The American Medical Association (AMA) has adopted a new policy designed to reduce the stigma of mental health problems among the medical community. The policy aims to give physicians and medical students the ability to seek the care they need for managing burnout, anxiety, depression, and substance-related disorders, without licensure repercussions or career restrictions.
According to AMA Immediate Past President David O. Barbe, MD, “Too many of our physician colleagues are dealing with burnout, depression, and even suicidal thoughts – with physicians facing a higher rate of suicide than the general population.”
As a part of these efforts, the AMA is encouraging state medical licensure boards to ask physicians only about current mental or physical disabilities that could affect the provider’s ability to practice medicine. The recommendation would reduce the most severe consequences for reporting or seeking treatment, such as dismissal or suspension of medical license.
The move is a part of AMA’s Professional Satisfaction and Practice Sustainability Initiative, intended to improve health care by focusing on the well-being of physicians and their practices. It is the latest in a series of policies designed to reduce physician burnout, create healthier educational practice environments, and allow physicians to better take care of themselves and their patients.

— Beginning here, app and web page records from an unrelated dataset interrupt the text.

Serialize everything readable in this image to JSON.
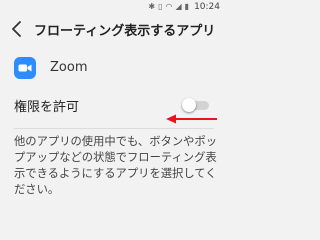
{
  "status_bar": {
    "time": "10:24",
    "icons": [
      "bluetooth-icon",
      "vibrate-icon",
      "wifi-icon",
      "signal-icon",
      "battery-icon"
    ]
  },
  "header": {
    "title": "フローティング表示するアプリ",
    "back_icon": "chevron-left-icon"
  },
  "app": {
    "name": "Zoom",
    "icon": "zoom-app-icon",
    "icon_color": "#2d8cff"
  },
  "permission": {
    "label": "権限を許可",
    "enabled": false
  },
  "annotation": {
    "arrow_color": "#e8141c"
  },
  "description": {
    "lines": [
      "他のアプリの使用中でも、ボタンやポッ",
      "プアップなどの状態でフローティング表",
      "示できるようにするアプリを選択してく",
      "ださい。"
    ]
  }
}
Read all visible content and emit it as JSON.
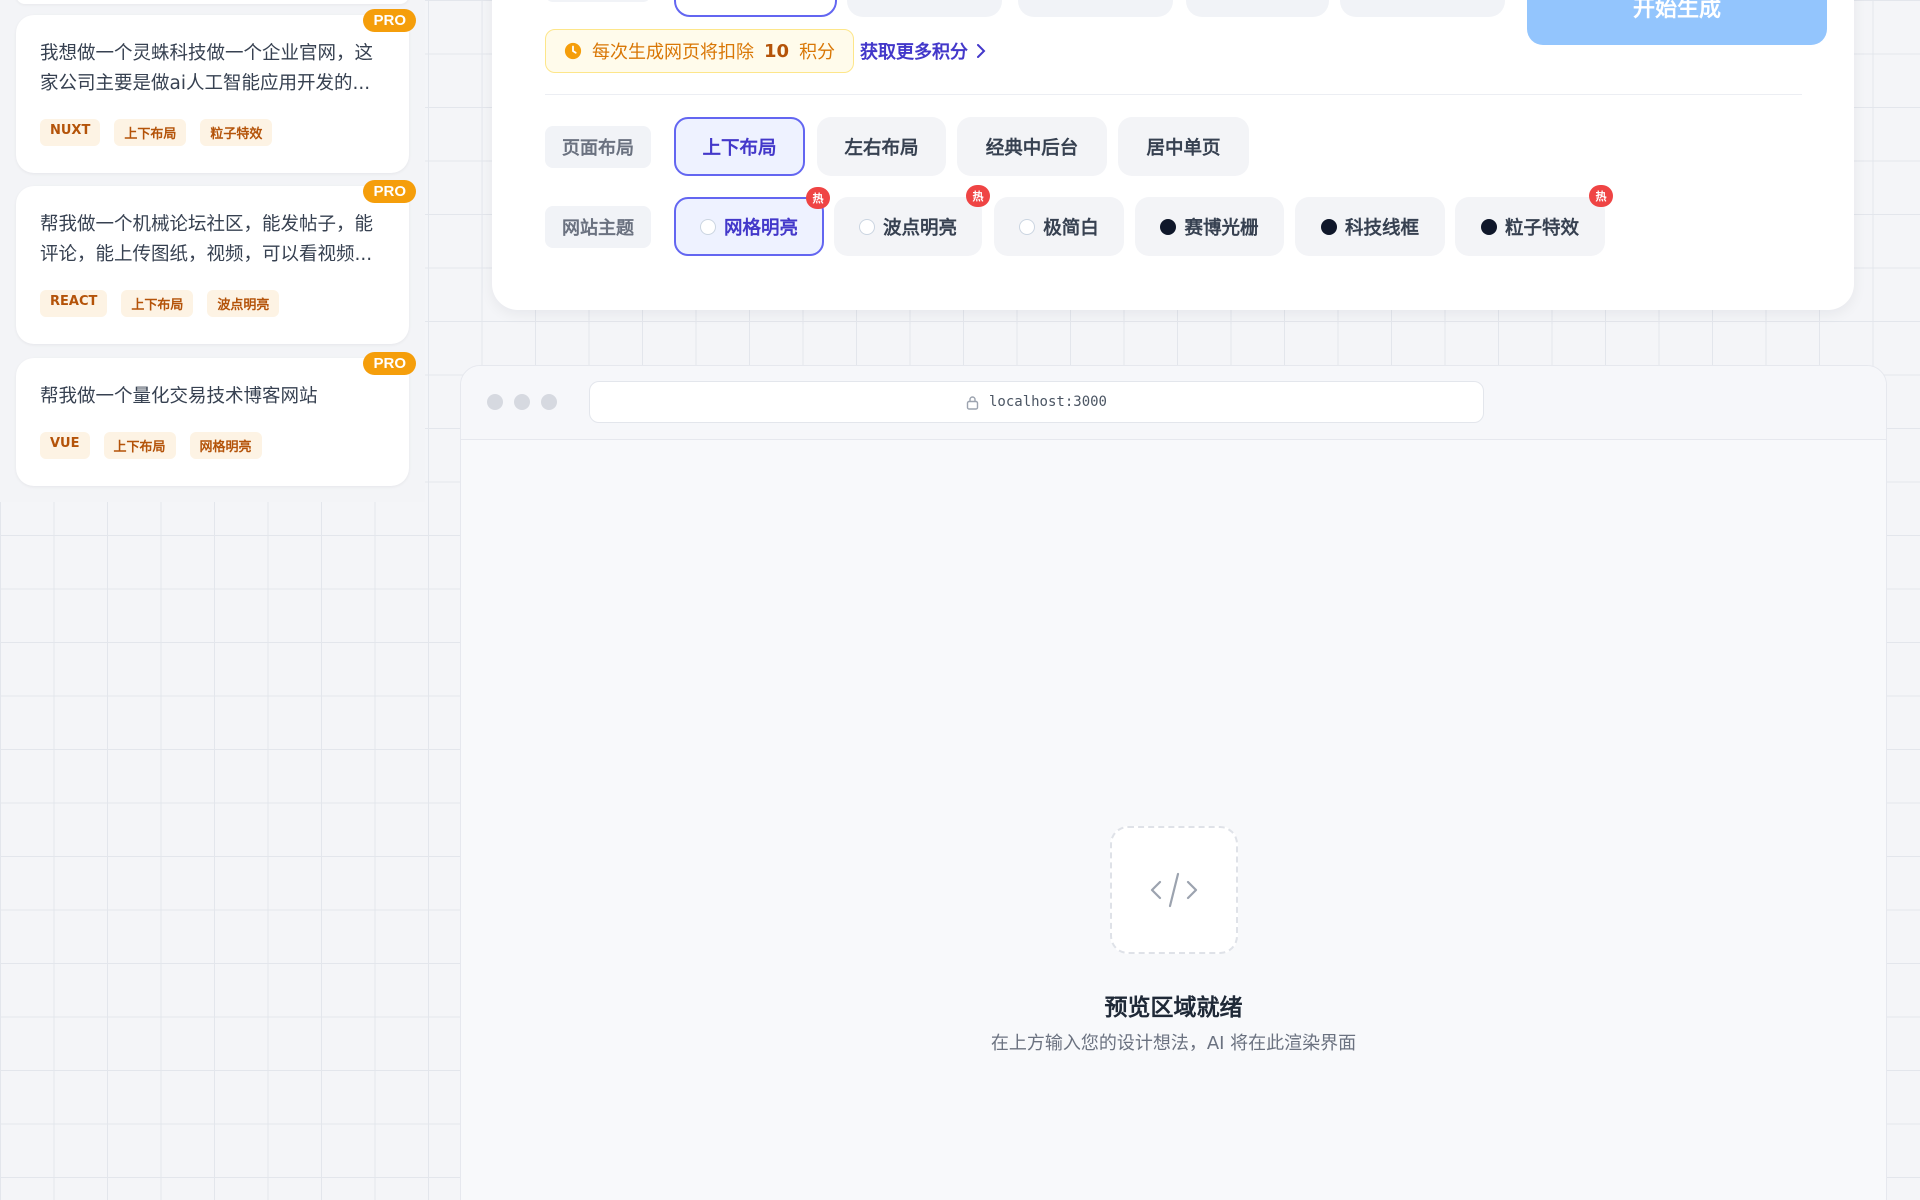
{
  "cases": [
    {
      "description": "我想做一个灵蛛科技做一个企业官网，这家公司主要是做ai人工智能应用开发的...",
      "badge": "PRO",
      "tags": [
        "NUXT",
        "上下布局",
        "粒子特效"
      ]
    },
    {
      "description": "帮我做一个机械论坛社区，能发帖子，能评论，能上传图纸，视频，可以看视频...",
      "badge": "PRO",
      "tags": [
        "REACT",
        "上下布局",
        "波点明亮"
      ]
    },
    {
      "description": "帮我做一个量化交易技术博客网站",
      "badge": "PRO",
      "tags": [
        "VUE",
        "上下布局",
        "网格明亮"
      ]
    }
  ],
  "config": {
    "start_button": "开始生成",
    "cost_notice_prefix": "每次生成网页将扣除",
    "cost_amount": "10",
    "cost_unit": "积分",
    "more_points_link": "获取更多积分",
    "layout_label": "页面布局",
    "layout_options": [
      "上下布局",
      "左右布局",
      "经典中后台",
      "居中单页"
    ],
    "layout_selected": "上下布局",
    "theme_label": "网站主题",
    "theme_options": [
      "网格明亮",
      "波点明亮",
      "极简白",
      "赛博光栅",
      "科技线框",
      "粒子特效"
    ],
    "theme_selected": "网格明亮",
    "hot_badge": "热"
  },
  "preview": {
    "url": "localhost:3000",
    "title": "预览区域就绪",
    "subtitle": "在上方输入您的设计想法，AI 将在此渲染界面"
  },
  "colors": {
    "accent": "#6366f1",
    "pro_badge": "#f59e0b",
    "hot_badge": "#ef4444",
    "start_button": "#93c5fd"
  }
}
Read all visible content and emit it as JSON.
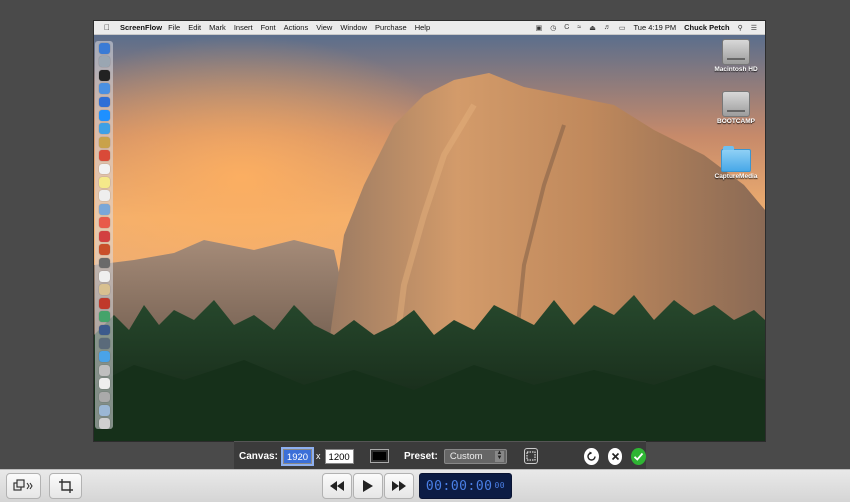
{
  "menubar": {
    "app_name": "ScreenFlow",
    "items": [
      "File",
      "Edit",
      "Mark",
      "Insert",
      "Font",
      "Actions",
      "View",
      "Window",
      "Purchase",
      "Help"
    ],
    "clock": "Tue 4:19 PM",
    "user": "Chuck Petch"
  },
  "desktop": {
    "icons": [
      {
        "label": "Macintosh HD",
        "icon": "hard-drive-icon"
      },
      {
        "label": "BOOTCAMP",
        "icon": "hard-drive-icon"
      },
      {
        "label": "CaptureMedia",
        "icon": "folder-icon"
      }
    ]
  },
  "dock": {
    "item_colors": [
      "#3a7bd5",
      "#9aa6b2",
      "#222",
      "#4a90e2",
      "#2f6fd6",
      "#1e90ff",
      "#3ea0e6",
      "#c9a24a",
      "#d94a38",
      "#f2f2f2",
      "#f5e98a",
      "#eeeeee",
      "#7aa7d8",
      "#e85a4a",
      "#d24040",
      "#c94f2a",
      "#6a6a6a",
      "#efefef",
      "#d8c090",
      "#c0392b",
      "#44a36a",
      "#3c5a8c",
      "#5a6a7a",
      "#4aa3e8",
      "#bfbfbf",
      "#eeeeee",
      "#aaaaaa",
      "#9bb7d4",
      "#cfcfcf"
    ]
  },
  "canvas_toolbar": {
    "canvas_label": "Canvas:",
    "width": "1920",
    "times": "x",
    "height": "1200",
    "preset_label": "Preset:",
    "preset_value": "Custom"
  },
  "playback": {
    "timecode": "00:00:00",
    "frames": "00"
  },
  "colors": {
    "accent": "#3b6fd8",
    "confirm": "#2fb534",
    "timecode_bg": "#0c1c44",
    "timecode_fg": "#4a7fe6"
  }
}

Sources: AMA press release, June 13, 2018; AMA News, June 13, 2018.